Mei, Ying and Yang were colleagues, and not professional gamblers. The general
presumption is that there was no legal intention involved. However, the presumption can
be rebutted, taking into consideration the seriousness of the consequences. But assessed
objectively, the presumption can't be set aside due to the lack of any written or verbal
contract acceptance of Mei's initial offer.
Finally, Mei refused to share the winnings, although initially she volunteered to "buy
one last ticket on behalf of them all". Courts will not intervene, for a contract didn't exist
at all. It was a verbal contract till four weekly tickets were purchased with the $120 won

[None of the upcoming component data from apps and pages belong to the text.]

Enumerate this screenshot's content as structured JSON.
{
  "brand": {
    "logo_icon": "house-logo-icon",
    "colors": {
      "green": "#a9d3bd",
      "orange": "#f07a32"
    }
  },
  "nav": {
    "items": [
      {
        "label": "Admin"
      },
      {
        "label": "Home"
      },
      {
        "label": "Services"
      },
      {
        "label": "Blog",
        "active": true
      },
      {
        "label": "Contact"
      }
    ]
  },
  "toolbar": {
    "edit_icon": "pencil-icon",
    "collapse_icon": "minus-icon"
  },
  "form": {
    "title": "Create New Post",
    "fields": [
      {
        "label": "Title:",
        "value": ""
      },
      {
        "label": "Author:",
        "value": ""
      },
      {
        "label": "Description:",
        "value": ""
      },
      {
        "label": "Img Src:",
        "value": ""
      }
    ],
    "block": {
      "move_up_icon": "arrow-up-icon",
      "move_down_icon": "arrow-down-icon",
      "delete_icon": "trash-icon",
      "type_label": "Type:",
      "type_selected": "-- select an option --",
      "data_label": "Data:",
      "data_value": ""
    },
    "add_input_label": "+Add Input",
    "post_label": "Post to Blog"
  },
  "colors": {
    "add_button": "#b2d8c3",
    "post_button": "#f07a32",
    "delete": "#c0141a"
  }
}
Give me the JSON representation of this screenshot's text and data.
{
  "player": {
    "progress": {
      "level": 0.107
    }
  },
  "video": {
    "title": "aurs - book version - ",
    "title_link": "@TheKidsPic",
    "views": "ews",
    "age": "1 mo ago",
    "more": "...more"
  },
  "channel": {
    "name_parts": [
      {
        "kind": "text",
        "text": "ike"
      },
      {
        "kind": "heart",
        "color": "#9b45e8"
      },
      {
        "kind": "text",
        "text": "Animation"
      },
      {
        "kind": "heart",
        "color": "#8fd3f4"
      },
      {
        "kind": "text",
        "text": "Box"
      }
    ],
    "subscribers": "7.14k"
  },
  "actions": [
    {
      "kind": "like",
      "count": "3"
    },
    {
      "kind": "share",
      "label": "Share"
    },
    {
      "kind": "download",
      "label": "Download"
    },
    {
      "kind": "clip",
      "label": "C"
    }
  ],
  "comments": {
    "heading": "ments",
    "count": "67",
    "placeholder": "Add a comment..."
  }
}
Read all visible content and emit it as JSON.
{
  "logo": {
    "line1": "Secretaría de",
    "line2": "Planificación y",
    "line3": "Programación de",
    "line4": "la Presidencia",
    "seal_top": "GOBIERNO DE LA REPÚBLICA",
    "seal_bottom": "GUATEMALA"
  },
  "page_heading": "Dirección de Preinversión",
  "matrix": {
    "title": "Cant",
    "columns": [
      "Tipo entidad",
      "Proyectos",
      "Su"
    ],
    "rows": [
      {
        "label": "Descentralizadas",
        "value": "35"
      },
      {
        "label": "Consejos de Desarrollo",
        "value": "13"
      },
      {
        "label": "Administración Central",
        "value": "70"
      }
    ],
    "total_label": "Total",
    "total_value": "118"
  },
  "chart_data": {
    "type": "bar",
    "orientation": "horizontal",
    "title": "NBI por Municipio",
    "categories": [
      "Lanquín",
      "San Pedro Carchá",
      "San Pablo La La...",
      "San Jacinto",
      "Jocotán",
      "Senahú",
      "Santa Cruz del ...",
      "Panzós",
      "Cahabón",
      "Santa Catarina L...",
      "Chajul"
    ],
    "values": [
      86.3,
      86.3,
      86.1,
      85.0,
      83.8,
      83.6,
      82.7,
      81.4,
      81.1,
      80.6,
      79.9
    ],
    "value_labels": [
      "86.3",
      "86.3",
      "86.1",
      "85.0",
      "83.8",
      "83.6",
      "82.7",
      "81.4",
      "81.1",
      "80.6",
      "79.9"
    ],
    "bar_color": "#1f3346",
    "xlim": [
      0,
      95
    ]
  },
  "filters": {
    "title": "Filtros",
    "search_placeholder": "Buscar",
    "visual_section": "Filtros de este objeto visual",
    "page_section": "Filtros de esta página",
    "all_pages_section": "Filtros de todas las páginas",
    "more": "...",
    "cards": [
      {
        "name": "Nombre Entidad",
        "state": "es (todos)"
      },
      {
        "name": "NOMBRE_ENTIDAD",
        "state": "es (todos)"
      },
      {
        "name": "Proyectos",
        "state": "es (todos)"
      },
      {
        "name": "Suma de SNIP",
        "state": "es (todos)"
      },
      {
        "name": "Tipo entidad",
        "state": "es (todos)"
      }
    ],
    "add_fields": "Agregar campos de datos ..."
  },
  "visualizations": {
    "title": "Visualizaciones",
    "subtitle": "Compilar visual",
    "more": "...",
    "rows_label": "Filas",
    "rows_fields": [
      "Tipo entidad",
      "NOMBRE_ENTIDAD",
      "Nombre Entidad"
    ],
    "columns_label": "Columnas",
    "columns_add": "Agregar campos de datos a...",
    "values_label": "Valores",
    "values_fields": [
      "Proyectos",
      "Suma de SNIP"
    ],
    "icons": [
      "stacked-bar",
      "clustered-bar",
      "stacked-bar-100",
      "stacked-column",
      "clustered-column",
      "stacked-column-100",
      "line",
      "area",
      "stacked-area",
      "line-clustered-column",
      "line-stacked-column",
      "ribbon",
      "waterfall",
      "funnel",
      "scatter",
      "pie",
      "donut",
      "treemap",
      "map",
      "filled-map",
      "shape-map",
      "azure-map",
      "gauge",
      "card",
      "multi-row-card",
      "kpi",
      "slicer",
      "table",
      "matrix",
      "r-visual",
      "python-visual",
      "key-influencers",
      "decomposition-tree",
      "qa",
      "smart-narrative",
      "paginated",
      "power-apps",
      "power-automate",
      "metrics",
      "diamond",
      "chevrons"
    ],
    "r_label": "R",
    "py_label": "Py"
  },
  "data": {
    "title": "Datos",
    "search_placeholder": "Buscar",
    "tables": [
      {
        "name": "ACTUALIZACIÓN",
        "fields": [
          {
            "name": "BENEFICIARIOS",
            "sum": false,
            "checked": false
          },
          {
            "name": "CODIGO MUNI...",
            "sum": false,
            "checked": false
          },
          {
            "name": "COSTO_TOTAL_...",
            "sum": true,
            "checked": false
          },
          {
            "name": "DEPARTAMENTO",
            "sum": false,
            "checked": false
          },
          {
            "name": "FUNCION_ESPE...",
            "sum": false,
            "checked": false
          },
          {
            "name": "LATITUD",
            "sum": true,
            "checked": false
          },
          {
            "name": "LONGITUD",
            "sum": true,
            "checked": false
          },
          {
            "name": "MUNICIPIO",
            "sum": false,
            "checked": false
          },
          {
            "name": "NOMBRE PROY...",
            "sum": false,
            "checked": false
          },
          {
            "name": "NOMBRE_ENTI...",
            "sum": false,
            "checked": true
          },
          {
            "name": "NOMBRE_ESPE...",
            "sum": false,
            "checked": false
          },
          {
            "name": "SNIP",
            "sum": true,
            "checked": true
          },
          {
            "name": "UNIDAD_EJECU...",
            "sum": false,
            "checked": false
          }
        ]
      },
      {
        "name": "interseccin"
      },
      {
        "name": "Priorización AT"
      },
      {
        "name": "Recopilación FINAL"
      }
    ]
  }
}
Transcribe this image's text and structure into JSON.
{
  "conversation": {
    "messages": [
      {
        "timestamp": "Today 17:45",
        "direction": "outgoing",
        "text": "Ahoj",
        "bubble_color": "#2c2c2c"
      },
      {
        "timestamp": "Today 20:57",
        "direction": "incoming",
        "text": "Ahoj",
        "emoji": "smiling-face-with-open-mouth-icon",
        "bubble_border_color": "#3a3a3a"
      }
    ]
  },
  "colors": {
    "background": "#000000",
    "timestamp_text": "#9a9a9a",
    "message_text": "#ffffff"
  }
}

from the first ticket. The final instance is an evidence akin to Australian Woollen Mills
Pty Ltd v Commonwealth (1954). Mei's proposal was merely a statement and not an offer
capable of acceptance. This mentioned clearly in:
" what is alleged to be an offer should have been intended to give rise, on the doing of the act to an obligationin the absence of such an intention, actual or imputed, the alleged offer cannot lead to a contract: there is indeed in such a case no true offer." (Graw Stephen, An Introduction to the Contract 5th edition, Lawbook Co. 2005, p. 41)
Ying was tired of her long musical career so on 3 April she offered to sell her piano to
Molly for $3500, saying that she would keep the offer open for ten days. Molly already
had two pianos in her shop and was therefore reluctant to buy it. However, always ready
to try for a bargain, she replied on 6 April with a verbal offer to buy it for $2500. This
was not acceptable to Ying. In the meantime, Molly had...
During 2003 the life of an Aboriginal artist, Albert Namatjira, was celebrated in a number of ways, including an exhibition in the Art Gallery of South Australia of his paintings from the 1930's to 1958. Albert Namatjira had a number of relatives who also produced similar paintings of varying quality. Albert's paintings are more valuable than those of other family members.
Boondok, a dealer in paintings, located a painting of a desert landscape in colour with the name 'Namatjira' written in the bottom corner of the painting. He paid $50 for it. This painting was painted by one of Albert's cousins and was worth approximately $500. Boondok knew this. Albert Namatjira always signed his paintings, 'Albert Namatjira' in the bottom corner of each painting he did.
Boondok placed his landscape painting in his gallery's front window with a price tag of $8,000 on it. Tex, a tourist, saw Boondok's painting on display. Tex said to Boondok, " I have always wanted a genuine Namatjira and here it is. I will buy it." Boondok replied, "It is always nice to buy something that pleases you. Hope you enjoy the painting."
The plaintiff bought a bottle of wine from the defendant.The plaintiff was injured due to the sudden ejection of a hidden stopper when he opened the bottle at his home.